By Tim Regan
Synetic dreams big. Development Director Morey Epstein pays for it.
Last year, non-profit Synetic Theater raised $31,000 on Kickstarter to turn an abandoned McDonald’s into a brand new rehearsal space just steps away from their performance venue in Crystal City.
As a non-profit theater, most of Synetic’s cash comes from the contributions, not ticket sales. Now, instead of relying on outlets like Kickstarter to raise money, they’ve got Morey Epstein, the company’s new development director, to help fund future endeavors. When asked about his mission, Epstein puts it like this: “What the job’s about is finding the resources for the artists to do what they want to do,” he says.
In other words, he’s Synetic Theater’s newfound money man—kind of like a sugar daddy, but way more respectable. And he’s no stranger to raising gobs of money from wealthy donors—Epstein came aboard in December after a 24-year run as Studio Theater’s Chief Development Officer in The District. There, he found the dough to transform the then-200-seat theater into the nationally-known venue it is today.

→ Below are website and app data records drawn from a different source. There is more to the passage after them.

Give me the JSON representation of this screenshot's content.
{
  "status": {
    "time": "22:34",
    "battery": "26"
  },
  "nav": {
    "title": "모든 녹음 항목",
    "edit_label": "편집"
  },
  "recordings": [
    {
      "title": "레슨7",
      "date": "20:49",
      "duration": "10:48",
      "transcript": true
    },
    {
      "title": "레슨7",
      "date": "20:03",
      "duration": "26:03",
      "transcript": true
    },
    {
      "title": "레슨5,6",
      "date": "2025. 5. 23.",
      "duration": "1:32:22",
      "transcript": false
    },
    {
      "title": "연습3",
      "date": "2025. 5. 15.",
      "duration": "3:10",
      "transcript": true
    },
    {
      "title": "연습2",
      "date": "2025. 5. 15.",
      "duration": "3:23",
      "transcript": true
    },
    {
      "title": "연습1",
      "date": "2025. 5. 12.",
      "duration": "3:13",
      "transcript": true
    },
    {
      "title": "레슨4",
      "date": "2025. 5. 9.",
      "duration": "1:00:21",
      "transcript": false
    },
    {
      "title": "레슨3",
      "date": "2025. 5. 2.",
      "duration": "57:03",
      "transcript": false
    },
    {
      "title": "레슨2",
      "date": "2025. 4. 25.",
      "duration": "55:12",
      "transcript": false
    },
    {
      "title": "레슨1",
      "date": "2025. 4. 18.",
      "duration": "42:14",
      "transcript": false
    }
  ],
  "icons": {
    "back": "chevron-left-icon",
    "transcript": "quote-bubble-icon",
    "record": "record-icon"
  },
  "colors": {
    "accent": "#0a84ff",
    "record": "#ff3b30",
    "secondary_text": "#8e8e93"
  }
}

After Studio Theater founder Joy Zinoman left her role of artistic director at the playhouse, Epstein, after a couple of years, decided it was time for a change as well and left for Synetic. Now that he’s there, can he infuse the Crystal City theater with enough cash to grow as much as Studio did? Sure, he says, no problem—as long as that’s what founders Paata and Irina Tsikurishvili want.
“The plans and the visions come from Paata and Irina … my job is not to come in with a vision,” says Epstein. At the end of the day, it’s not his call on how much money to raise, but he has his figures, and so do the Tsikurishvilis. “They’re very smart. When I talk to them about my views … they’ve already thought of those things.”
Epstein says they have a when-you-say-jump-I-say-how-high kind of relationship, and that’s perfectly OK with him—he’s not shy with heaping praise and trust on Synetic’s founders. “I think there’s a great potential for the work of Synetic to have an impact on the American theater,” says Epstein, who compares their work to that of legends like Georgian-born choreographer George Balanchine and Constantin Stanislavski, the father of method acting.
Though he’s still getting comfy in his new role, his main focus has been meeting deep-pocketed donors and convincing them that Synetic needs—and deserves—their money. “A lot of what I’m doing is just getting an understanding of who [Synetic’s] patrons are, who their audience is.” Once he finds potential donors, Epstein works his magic by showing—not telling—what Synetic is capable of. “I believe very strongly in Synetic’s artistry. Once people see the work and get jazzed by it, they will want to know how they can help,” he says.